### [Work to be completed]
Every line of the material must come back exactly as given.

*-*-*

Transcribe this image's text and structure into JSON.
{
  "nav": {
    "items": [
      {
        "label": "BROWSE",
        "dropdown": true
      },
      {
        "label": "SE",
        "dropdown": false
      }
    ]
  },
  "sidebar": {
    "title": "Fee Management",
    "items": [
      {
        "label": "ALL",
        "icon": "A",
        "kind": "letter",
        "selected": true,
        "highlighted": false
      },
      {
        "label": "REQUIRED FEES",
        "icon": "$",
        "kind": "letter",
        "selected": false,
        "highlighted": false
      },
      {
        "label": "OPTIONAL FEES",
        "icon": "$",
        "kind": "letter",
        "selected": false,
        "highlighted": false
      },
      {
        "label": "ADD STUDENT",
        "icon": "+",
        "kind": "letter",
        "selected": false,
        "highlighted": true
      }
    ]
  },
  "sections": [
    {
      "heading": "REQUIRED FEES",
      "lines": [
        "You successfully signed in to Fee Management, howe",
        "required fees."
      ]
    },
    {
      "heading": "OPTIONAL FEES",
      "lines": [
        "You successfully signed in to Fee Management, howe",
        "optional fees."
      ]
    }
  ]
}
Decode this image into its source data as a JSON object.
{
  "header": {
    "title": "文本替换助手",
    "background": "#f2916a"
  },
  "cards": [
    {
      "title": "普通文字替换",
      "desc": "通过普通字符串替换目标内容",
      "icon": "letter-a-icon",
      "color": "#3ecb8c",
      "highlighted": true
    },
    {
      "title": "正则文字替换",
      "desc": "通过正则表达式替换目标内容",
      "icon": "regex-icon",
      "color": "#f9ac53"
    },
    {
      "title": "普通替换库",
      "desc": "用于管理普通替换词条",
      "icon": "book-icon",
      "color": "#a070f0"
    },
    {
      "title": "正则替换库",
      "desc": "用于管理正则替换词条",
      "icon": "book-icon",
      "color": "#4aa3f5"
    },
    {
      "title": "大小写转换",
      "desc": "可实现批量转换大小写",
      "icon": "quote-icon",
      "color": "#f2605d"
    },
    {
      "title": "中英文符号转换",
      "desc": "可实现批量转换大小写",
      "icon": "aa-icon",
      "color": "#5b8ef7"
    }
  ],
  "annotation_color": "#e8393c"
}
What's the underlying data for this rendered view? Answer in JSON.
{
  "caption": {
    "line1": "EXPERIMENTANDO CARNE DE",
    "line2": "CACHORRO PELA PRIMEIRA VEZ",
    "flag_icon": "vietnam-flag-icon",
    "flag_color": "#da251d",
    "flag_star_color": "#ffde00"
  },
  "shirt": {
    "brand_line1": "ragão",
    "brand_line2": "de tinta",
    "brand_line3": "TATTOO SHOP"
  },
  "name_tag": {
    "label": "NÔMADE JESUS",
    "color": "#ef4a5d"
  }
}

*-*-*

### [Exercise response]
Transcribe this image's text and structure into JSON.
{
  "nav": {
    "items": [
      {
        "label": "BROWSE",
        "dropdown": true
      },
      {
        "label": "SE",
        "dropdown": false
      }
    ]
  },
  "sidebar": {
    "title": "Fee Management",
    "items": [
      {
        "label": "ALL",
        "icon": "A",
        "kind": "letter",
        "selected": true,
        "highlighted": false
      },
      {
        "label": "REQUIRED FEES",
        "icon": "$",
        "kind": "letter",
        "selected": false,
        "highlighted": false
      },
      {
        "label": "OPTIONAL FEES",
        "icon": "$",
        "kind": "letter",
        "selected": false,
        "highlighted": false
      },
      {
        "label": "ADD STUDENT",
        "icon": "+",
        "kind": "letter",
        "selected": false,
        "highlighted": true
      }
    ]
  },
  "sections": [
    {
      "heading": "REQUIRED FEES",
      "lines": [
        "You successfully signed in to Fee Management, howe",
        "required fees."
      ]
    },
    {
      "heading": "OPTIONAL FEES",
      "lines": [
        "You successfully signed in to Fee Management, howe",
        "optional fees."
      ]
    }
  ]
}
Decode this image into its source data as a JSON object.
{
  "header": {
    "title": "文本替换助手",
    "background": "#f2916a"
  },
  "cards": [
    {
      "title": "普通文字替换",
      "desc": "通过普通字符串替换目标内容",
      "icon": "letter-a-icon",
      "color": "#3ecb8c",
      "highlighted": true
    },
    {
      "title": "正则文字替换",
      "desc": "通过正则表达式替换目标内容",
      "icon": "regex-icon",
      "color": "#f9ac53"
    },
    {
      "title": "普通替换库",
      "desc": "用于管理普通替换词条",
      "icon": "book-icon",
      "color": "#a070f0"
    },
    {
      "title": "正则替换库",
      "desc": "用于管理正则替换词条",
      "icon": "book-icon",
      "color": "#4aa3f5"
    },
    {
      "title": "大小写转换",
      "desc": "可实现批量转换大小写",
      "icon": "quote-icon",
      "color": "#f2605d"
    },
    {
      "title": "中英文符号转换",
      "desc": "可实现批量转换大小写",
      "icon": "aa-icon",
      "color": "#5b8ef7"
    }
  ],
  "annotation_color": "#e8393c"
}
What's the underlying data for this rendered view? Answer in JSON.
{
  "caption": {
    "line1": "EXPERIMENTANDO CARNE DE",
    "line2": "CACHORRO PELA PRIMEIRA VEZ",
    "flag_icon": "vietnam-flag-icon",
    "flag_color": "#da251d",
    "flag_star_color": "#ffde00"
  },
  "shirt": {
    "brand_line1": "ragão",
    "brand_line2": "de tinta",
    "brand_line3": "TATTOO SHOP"
  },
  "name_tag": {
    "label": "NÔMADE JESUS",
    "color": "#ef4a5d"
  }
}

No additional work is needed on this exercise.